Eventually, the overwhelm catches up to you, and you burn out. Then you go through a period—a day, two days, or even a week—when your brain (and maybe your body) just feels shut down and you can’t seem to accomplish anything. You repeat this cycle of overwhelm and burnout over and over again and one thing is clear: You are stressed out!

The biggest problem here is that stress makes ADHD worse. The good news, though, is that the more you control your stress, the easier it is to manage your ADHD. I call this “The Golden Rule of ADD Management” and it’s quite simply this:

Stress management = ADHD management

Breaking the cycle of overwhelm is all about learning how to manage your stress. And there are two important things to focus on in order to do that:

  1. You have to learn to slow down.
  2. You have to practice excellent self-care.

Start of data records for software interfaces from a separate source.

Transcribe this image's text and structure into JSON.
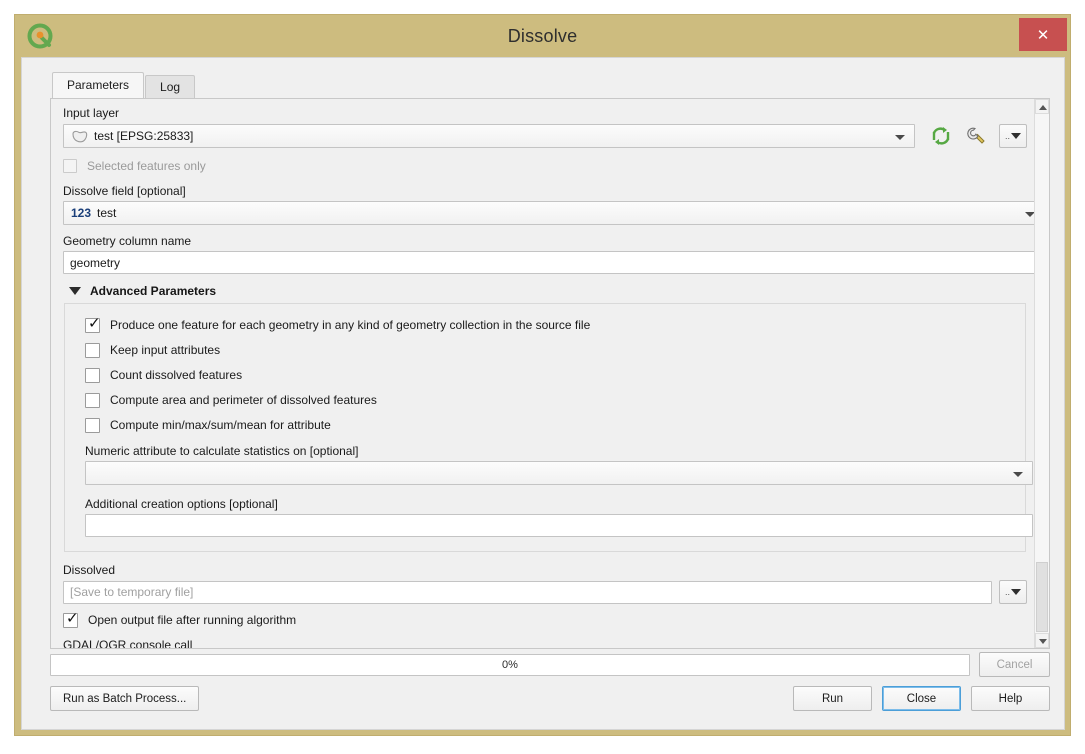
{
  "window": {
    "title": "Dissolve",
    "logo_icon": "qgis-logo-icon",
    "close_label": "✕"
  },
  "tabs": [
    {
      "label": "Parameters",
      "active": true
    },
    {
      "label": "Log",
      "active": false
    }
  ],
  "parameters": {
    "input_layer": {
      "label": "Input layer",
      "value": "test [EPSG:25833]",
      "layer_icon": "polygon-layer-icon",
      "iterate_icon": "iterate-over-features-icon",
      "advanced_icon": "wrench-tool-icon",
      "data_define_icon": "data-defined-override-icon"
    },
    "selected_features_only": {
      "label": "Selected features only",
      "checked": false,
      "enabled": false
    },
    "dissolve_field": {
      "label": "Dissolve field [optional]",
      "type_badge": "123",
      "value": "test"
    },
    "geometry_column_name": {
      "label": "Geometry column name",
      "value": "geometry"
    },
    "advanced": {
      "title": "Advanced Parameters",
      "expanded": true,
      "checkboxes": [
        {
          "label": "Produce one feature for each geometry in any kind of geometry collection in the source file",
          "checked": true
        },
        {
          "label": "Keep input attributes",
          "checked": false
        },
        {
          "label": "Count dissolved features",
          "checked": false
        },
        {
          "label": "Compute area and perimeter of dissolved features",
          "checked": false
        },
        {
          "label": "Compute min/max/sum/mean for attribute",
          "checked": false
        }
      ],
      "numeric_attribute": {
        "label": "Numeric attribute to calculate statistics on [optional]",
        "value": ""
      },
      "creation_options": {
        "label": "Additional creation options [optional]",
        "value": ""
      }
    },
    "output": {
      "label": "Dissolved",
      "placeholder": "[Save to temporary file]",
      "value": "",
      "browse_icon": "save-file-dropdown-icon"
    },
    "open_output": {
      "label": "Open output file after running algorithm",
      "checked": true
    },
    "console_call": {
      "label": "GDAL/OGR console call"
    }
  },
  "footer": {
    "progress_text": "0%",
    "progress_percent": 0,
    "cancel_label": "Cancel",
    "cancel_enabled": false,
    "batch_label": "Run as Batch Process...",
    "run_label": "Run",
    "close_label": "Close",
    "help_label": "Help"
  },
  "colors": {
    "titlebar": "#cdbc7f",
    "close_button": "#c75050",
    "client_bg": "#f0f0f0",
    "accent_focus": "#4b9ed8",
    "badge_blue": "#1b3f7a",
    "iterate_green": "#56a843"
  }
}
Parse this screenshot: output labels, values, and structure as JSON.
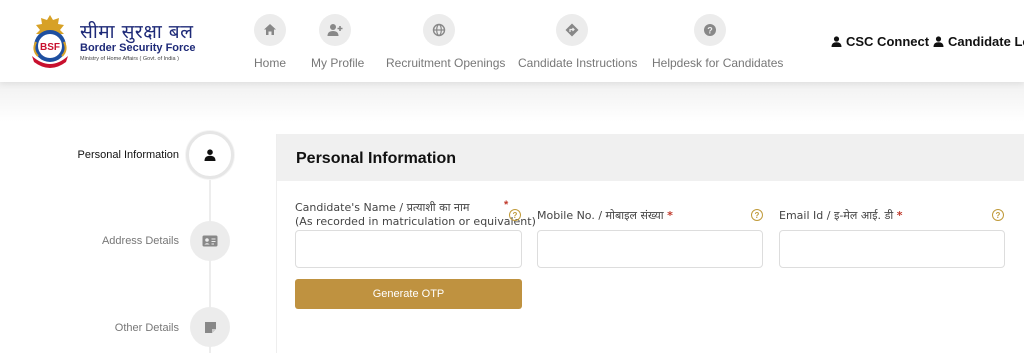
{
  "logo": {
    "badge_text": "BSF",
    "hindi_name": "सीमा सुरक्षा बल",
    "english_name": "Border Security Force",
    "ministry": "Ministry of Home Affairs ( Govt. of India )"
  },
  "nav": {
    "items": [
      {
        "label": "Home",
        "icon": "home-icon"
      },
      {
        "label": "My Profile",
        "icon": "user-plus-icon"
      },
      {
        "label": "Recruitment Openings",
        "icon": "globe-icon"
      },
      {
        "label": "Candidate Instructions",
        "icon": "directions-icon"
      },
      {
        "label": "Helpdesk for Candidates",
        "icon": "help-icon"
      }
    ],
    "csc_connect": "CSC Connect",
    "candidate_login": "Candidate Log"
  },
  "steps": [
    {
      "label": "Personal Information",
      "icon": "user-icon",
      "active": true
    },
    {
      "label": "Address Details",
      "icon": "id-card-icon",
      "active": false
    },
    {
      "label": "Other Details",
      "icon": "note-icon",
      "active": false
    }
  ],
  "form": {
    "title": "Personal Information",
    "name_label_line1": "Candidate's Name / प्रत्याशी का नाम",
    "name_label_line2": "(As recorded in matriculation or equivalent)",
    "mobile_label": "Mobile No. / मोबाइल संख्या",
    "email_label": "Email Id / इ-मेल आई. डी",
    "required_mark": "*",
    "help_mark": "?",
    "name_value": "",
    "mobile_value": "",
    "email_value": "",
    "otp_button": "Generate OTP"
  },
  "colors": {
    "accent": "#bf9240",
    "brand_blue": "#1e2a78",
    "required": "#c0392b"
  }
}
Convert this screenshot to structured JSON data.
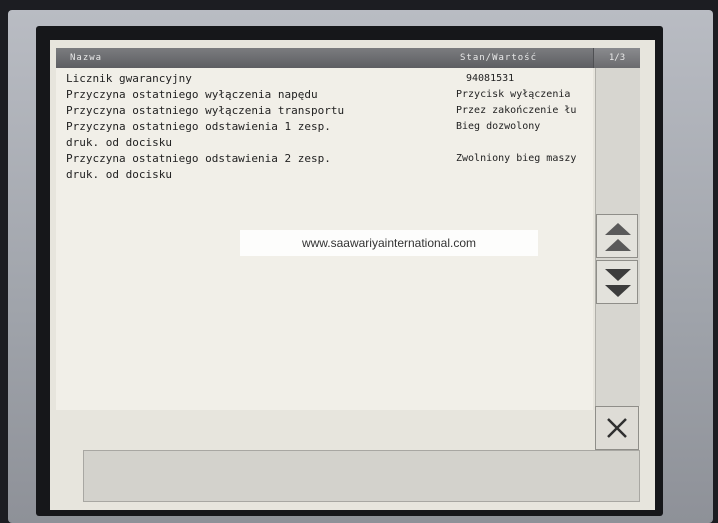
{
  "header": {
    "name_col": "Nazwa",
    "state_col": "Stan/Wartość",
    "page_indicator": "1/3"
  },
  "rows": [
    {
      "name": "Licznik gwarancyjny",
      "value": "94081531"
    },
    {
      "name": "Przyczyna ostatniego wyłączenia napędu",
      "value": "Przycisk wyłączenia"
    },
    {
      "name": "Przyczyna ostatniego wyłączenia transportu",
      "value": "Przez zakończenie łu"
    },
    {
      "name": "Przyczyna ostatniego odstawienia 1 zesp.",
      "value": "Bieg dozwolony"
    },
    {
      "name": " druk. od docisku",
      "value": ""
    },
    {
      "name": "Przyczyna ostatniego odstawienia 2 zesp.",
      "value": "Zwolniony bieg maszy"
    },
    {
      "name": " druk. od docisku",
      "value": ""
    }
  ],
  "watermark": "www.saawariyainternational.com",
  "icons": {
    "scroll_up": "double-chevron-up-icon",
    "scroll_down": "double-chevron-down-icon",
    "close": "close-icon"
  },
  "colors": {
    "header_bg": "#6b6c70",
    "list_bg": "#f1efe8",
    "screen_bg": "#e7e5dd"
  }
}
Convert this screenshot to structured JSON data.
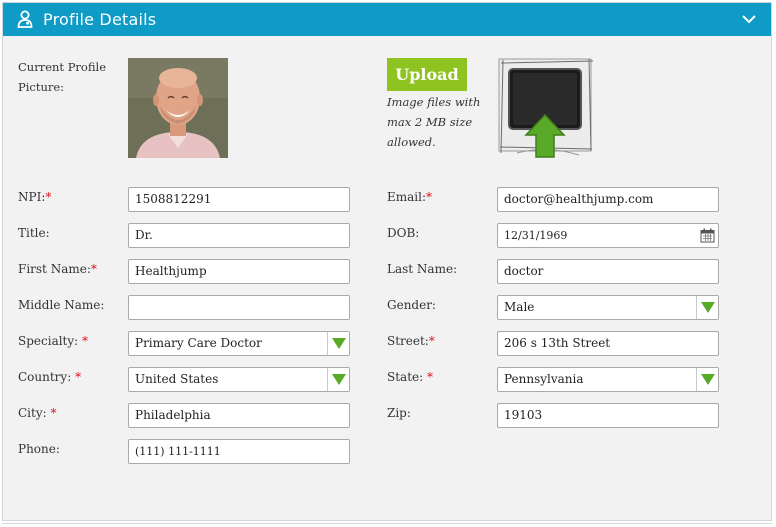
{
  "header": {
    "title": "Profile Details",
    "user_icon": "user-md-icon",
    "collapse_icon": "chevron-down-icon"
  },
  "picture": {
    "label": "Current Profile Picture:",
    "upload_label": "Upload",
    "upload_note": "Image files with max 2 MB size allowed.",
    "upload_illustration": "image-upload-icon"
  },
  "fields": {
    "npi": {
      "label": "NPI:",
      "value": "1508812291",
      "required": true
    },
    "email": {
      "label": "Email:",
      "value": "doctor@healthjump.com",
      "required": true
    },
    "title": {
      "label": "Title:",
      "value": "Dr."
    },
    "dob": {
      "label": "DOB:",
      "value": "12/31/1969"
    },
    "first_name": {
      "label": "First Name:",
      "value": "Healthjump",
      "required": true
    },
    "last_name": {
      "label": "Last Name:",
      "value": "doctor"
    },
    "middle_name": {
      "label": "Middle Name:",
      "value": ""
    },
    "gender": {
      "label": "Gender:",
      "value": "Male"
    },
    "specialty": {
      "label": "Specialty: ",
      "value": "Primary Care Doctor",
      "required": true
    },
    "street": {
      "label": "Street:",
      "value": "206 s 13th Street",
      "required": true
    },
    "country": {
      "label": "Country: ",
      "value": "United States",
      "required": true
    },
    "state": {
      "label": "State: ",
      "value": "Pennsylvania",
      "required": true
    },
    "city": {
      "label": "City: ",
      "value": "Philadelphia",
      "required": true
    },
    "zip": {
      "label": "Zip:",
      "value": "19103"
    },
    "phone": {
      "label": "Phone:",
      "value": "(111) 111-1111"
    }
  },
  "colors": {
    "header": "#0e9bc6",
    "accent_green": "#8fc31f",
    "required": "#d9141c",
    "arrow_green": "#5aaa2a"
  }
}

I know that the idea of slowing down is counter intuitive when it feels like you’re running behind on life. But I’m sure you know that you’re just not as effective or productive in the face of chaos. When you feel speedy—either physically speedy or mentally speedy—that’s when you make mistakes.

Learning to slow down on a regular basis is exactly what will help you get to a place of being calm, centered, and relaxed. And when you’re calm, centered, and relaxed, you’re in a much better position to tackle all the things on your to-do list, and you do better work to boot.

The next thing to focus on when learning to break the cycle of overwhelm is practicing excellent self-care. Self-care is about making sure that you’re functioning optimally before you try to take care of those around you. When you’re taking care of yourself, and you feel happy and fulfilled, you have so much more to give to those around you than when you feel overwhelmed or burnt out! Everyone benefits when you take good care of yourself.

Breaking the cycle of overwhelm is not an easy skill to master. It starts with small steps, like allowing yourself time to relax and unwind every day, and paying better attention to self-care basics like sleep and nutrition. Small changes can make a big difference when it comes to building this skill.

The most important thing to keep in mind is that stress management = ADHD management. The more you do to manage your stress, the easier it becomes to manage your ADHD.


P.S. You can learn more about the 5 Essential Skills for Managing Adult ADHD
in my book, Odd One Out: The Maverick’s Guide to Adult ADD.

Jennifer Koretsky About Jennifer Koretsky

Jennifer Koretsky, SCAC is the Managing Partner of the ADD Management Group, LLC and Chief Executive Officer of She is a Senior Certified ADHD Coach, and the author of Odd One Out: The Maverick's Guide to Adult ADD.